** WHAT TO WORK ON **
With nothing added and nothing dropped, write out all of the entries below.

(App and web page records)
+-------+
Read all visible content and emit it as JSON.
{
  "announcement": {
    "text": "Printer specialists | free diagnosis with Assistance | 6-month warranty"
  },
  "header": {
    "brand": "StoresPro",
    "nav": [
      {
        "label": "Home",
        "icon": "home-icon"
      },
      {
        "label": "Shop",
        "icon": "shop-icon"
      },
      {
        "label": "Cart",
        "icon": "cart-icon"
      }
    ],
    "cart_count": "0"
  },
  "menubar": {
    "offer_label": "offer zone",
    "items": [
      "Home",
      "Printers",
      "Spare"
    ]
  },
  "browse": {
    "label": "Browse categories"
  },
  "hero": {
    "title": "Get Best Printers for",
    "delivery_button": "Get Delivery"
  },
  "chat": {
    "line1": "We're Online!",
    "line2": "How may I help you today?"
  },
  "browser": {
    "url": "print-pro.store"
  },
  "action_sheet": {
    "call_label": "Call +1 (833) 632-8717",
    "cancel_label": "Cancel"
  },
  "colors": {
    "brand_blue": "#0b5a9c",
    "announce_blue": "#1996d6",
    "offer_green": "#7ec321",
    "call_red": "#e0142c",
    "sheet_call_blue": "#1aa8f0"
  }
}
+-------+
** ANSWER **
Read all visible content and emit it as JSON.
{
  "announcement": {
    "text": "Printer specialists | free diagnosis with Assistance | 6-month warranty"
  },
  "header": {
    "brand": "StoresPro",
    "nav": [
      {
        "label": "Home",
        "icon": "home-icon"
      },
      {
        "label": "Shop",
        "icon": "shop-icon"
      },
      {
        "label": "Cart",
        "icon": "cart-icon"
      }
    ],
    "cart_count": "0"
  },
  "menubar": {
    "offer_label": "offer zone",
    "items": [
      "Home",
      "Printers",
      "Spare"
    ]
  },
  "browse": {
    "label": "Browse categories"
  },
  "hero": {
    "title": "Get Best Printers for",
    "delivery_button": "Get Delivery"
  },
  "chat": {
    "line1": "We're Online!",
    "line2": "How may I help you today?"
  },
  "browser": {
    "url": "print-pro.store"
  },
  "action_sheet": {
    "call_label": "Call +1 (833) 632-8717",
    "cancel_label": "Cancel"
  },
  "colors": {
    "brand_blue": "#0b5a9c",
    "announce_blue": "#1996d6",
    "offer_green": "#7ec321",
    "call_red": "#e0142c",
    "sheet_call_blue": "#1aa8f0"
  }
}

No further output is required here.